Instructions to follow
Search the material below for the word "annotation". Copy every line where it is found.

*** Entries supplied ***

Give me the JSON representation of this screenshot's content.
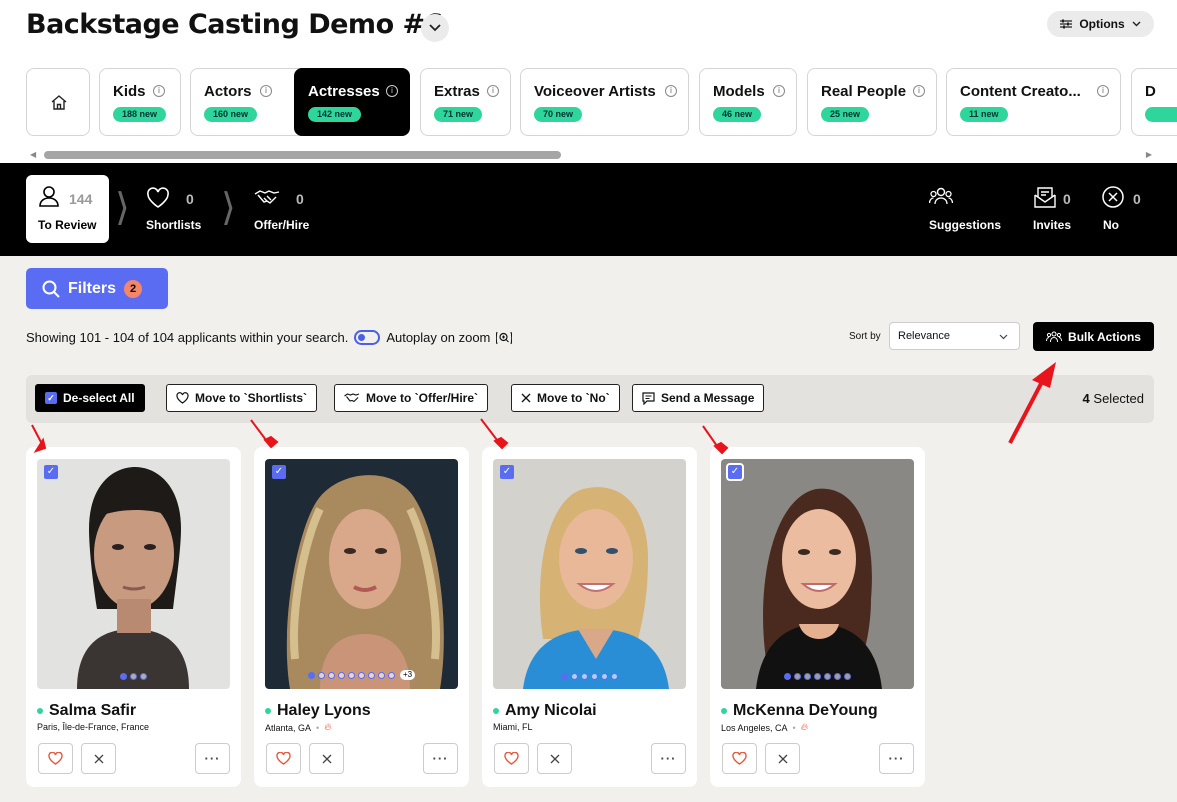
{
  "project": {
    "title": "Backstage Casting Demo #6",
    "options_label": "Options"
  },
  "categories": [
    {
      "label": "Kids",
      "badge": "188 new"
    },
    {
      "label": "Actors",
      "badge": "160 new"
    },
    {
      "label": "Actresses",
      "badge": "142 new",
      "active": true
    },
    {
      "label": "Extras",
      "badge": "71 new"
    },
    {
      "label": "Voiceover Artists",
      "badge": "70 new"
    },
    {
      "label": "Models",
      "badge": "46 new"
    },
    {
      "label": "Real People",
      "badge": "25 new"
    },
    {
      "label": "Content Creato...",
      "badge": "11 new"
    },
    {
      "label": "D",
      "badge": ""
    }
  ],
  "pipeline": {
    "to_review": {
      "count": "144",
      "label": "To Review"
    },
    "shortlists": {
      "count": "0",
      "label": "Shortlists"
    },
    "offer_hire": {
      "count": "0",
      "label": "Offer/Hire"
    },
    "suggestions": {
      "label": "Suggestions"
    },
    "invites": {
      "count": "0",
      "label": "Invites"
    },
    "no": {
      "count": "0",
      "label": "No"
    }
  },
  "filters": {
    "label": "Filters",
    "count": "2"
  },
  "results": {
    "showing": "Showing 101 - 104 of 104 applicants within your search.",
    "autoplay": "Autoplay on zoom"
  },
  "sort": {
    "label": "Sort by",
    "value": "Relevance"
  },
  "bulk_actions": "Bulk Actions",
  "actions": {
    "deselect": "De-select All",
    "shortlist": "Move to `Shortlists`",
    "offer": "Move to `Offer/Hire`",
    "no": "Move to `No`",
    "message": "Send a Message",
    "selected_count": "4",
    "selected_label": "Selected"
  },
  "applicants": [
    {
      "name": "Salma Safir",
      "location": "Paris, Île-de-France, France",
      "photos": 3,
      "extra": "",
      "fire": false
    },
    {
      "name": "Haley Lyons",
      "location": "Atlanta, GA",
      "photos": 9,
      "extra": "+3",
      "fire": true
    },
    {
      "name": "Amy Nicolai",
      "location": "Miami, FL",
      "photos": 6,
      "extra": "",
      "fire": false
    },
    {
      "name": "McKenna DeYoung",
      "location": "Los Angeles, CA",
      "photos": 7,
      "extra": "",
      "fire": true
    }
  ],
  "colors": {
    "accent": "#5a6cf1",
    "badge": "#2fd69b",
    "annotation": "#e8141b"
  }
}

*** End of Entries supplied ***
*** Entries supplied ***

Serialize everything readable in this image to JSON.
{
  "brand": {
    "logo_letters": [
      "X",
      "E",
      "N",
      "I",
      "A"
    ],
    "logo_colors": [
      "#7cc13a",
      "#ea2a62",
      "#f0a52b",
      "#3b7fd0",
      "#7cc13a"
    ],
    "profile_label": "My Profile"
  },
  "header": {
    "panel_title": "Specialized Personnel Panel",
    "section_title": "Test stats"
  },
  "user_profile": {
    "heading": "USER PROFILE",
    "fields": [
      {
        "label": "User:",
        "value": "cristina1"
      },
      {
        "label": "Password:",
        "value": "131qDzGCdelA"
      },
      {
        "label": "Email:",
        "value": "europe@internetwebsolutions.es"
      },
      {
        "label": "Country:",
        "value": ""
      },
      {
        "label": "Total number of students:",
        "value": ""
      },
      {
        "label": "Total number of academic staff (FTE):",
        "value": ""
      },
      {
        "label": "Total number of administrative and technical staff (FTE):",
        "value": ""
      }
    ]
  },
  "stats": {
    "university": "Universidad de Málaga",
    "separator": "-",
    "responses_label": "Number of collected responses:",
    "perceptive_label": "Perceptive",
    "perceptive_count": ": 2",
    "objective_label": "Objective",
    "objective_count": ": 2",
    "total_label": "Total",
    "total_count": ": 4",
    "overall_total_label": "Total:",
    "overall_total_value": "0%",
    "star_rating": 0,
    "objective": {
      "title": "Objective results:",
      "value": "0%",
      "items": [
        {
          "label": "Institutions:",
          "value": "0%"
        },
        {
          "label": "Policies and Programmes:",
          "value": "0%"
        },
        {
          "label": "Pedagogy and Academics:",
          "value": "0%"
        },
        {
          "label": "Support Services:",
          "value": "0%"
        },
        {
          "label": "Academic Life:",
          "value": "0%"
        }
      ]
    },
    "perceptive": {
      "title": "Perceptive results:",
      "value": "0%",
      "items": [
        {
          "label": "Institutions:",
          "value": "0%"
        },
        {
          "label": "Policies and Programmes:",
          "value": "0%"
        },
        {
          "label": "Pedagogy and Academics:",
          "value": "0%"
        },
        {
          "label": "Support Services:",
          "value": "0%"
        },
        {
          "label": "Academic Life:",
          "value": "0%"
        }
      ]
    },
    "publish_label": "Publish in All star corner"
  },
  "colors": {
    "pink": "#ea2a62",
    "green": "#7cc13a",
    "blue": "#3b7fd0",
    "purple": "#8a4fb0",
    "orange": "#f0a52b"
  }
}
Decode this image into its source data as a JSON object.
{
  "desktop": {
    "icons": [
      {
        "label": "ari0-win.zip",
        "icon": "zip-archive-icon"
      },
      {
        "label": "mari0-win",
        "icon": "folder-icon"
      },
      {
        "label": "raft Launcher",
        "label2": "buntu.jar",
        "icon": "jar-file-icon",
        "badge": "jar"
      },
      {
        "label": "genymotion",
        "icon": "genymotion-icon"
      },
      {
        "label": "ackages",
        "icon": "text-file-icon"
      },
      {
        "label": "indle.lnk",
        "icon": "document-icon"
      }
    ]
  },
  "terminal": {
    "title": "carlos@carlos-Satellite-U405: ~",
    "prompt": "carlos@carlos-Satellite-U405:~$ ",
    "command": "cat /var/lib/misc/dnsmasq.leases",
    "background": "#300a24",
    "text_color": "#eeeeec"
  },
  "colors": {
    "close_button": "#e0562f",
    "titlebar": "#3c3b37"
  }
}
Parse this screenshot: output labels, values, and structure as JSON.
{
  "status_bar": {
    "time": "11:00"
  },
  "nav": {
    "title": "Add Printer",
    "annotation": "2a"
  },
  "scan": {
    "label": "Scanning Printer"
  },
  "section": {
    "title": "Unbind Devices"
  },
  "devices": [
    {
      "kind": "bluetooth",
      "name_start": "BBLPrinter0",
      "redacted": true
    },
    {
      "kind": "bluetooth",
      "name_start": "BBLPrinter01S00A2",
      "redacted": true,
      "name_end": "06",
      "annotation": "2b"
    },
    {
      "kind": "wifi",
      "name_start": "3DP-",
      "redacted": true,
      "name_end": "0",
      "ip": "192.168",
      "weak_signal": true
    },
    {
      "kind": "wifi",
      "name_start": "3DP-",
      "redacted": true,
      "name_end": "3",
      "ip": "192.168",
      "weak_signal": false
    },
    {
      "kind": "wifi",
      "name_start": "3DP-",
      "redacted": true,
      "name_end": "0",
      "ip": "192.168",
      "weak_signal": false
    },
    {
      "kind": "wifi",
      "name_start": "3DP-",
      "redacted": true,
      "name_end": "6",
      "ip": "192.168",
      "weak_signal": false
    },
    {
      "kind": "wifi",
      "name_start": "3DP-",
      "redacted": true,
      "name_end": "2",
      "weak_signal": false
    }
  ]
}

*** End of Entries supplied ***
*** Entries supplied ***

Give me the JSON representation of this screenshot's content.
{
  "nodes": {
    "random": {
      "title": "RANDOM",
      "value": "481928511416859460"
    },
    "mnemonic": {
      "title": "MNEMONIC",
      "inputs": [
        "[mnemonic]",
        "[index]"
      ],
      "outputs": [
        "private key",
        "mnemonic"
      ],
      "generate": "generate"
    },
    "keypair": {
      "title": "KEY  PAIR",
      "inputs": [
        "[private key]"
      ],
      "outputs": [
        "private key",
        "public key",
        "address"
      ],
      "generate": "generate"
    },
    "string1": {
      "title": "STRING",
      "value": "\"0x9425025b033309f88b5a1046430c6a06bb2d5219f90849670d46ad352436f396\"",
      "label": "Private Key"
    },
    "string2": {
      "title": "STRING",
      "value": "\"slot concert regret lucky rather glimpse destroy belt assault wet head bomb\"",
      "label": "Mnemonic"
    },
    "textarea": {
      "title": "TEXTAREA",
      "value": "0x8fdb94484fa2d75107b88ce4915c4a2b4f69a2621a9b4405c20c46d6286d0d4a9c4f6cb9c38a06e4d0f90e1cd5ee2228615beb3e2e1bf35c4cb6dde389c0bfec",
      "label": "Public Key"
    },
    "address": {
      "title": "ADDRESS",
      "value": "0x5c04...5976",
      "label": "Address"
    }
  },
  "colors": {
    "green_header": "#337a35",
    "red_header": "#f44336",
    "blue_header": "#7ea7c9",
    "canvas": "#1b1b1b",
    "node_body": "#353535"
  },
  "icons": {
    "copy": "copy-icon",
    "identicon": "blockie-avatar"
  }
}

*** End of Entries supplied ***

Response for this exercise
    "annotation": "#e8141b"
    "annotation": "2a"
      "annotation": "2b"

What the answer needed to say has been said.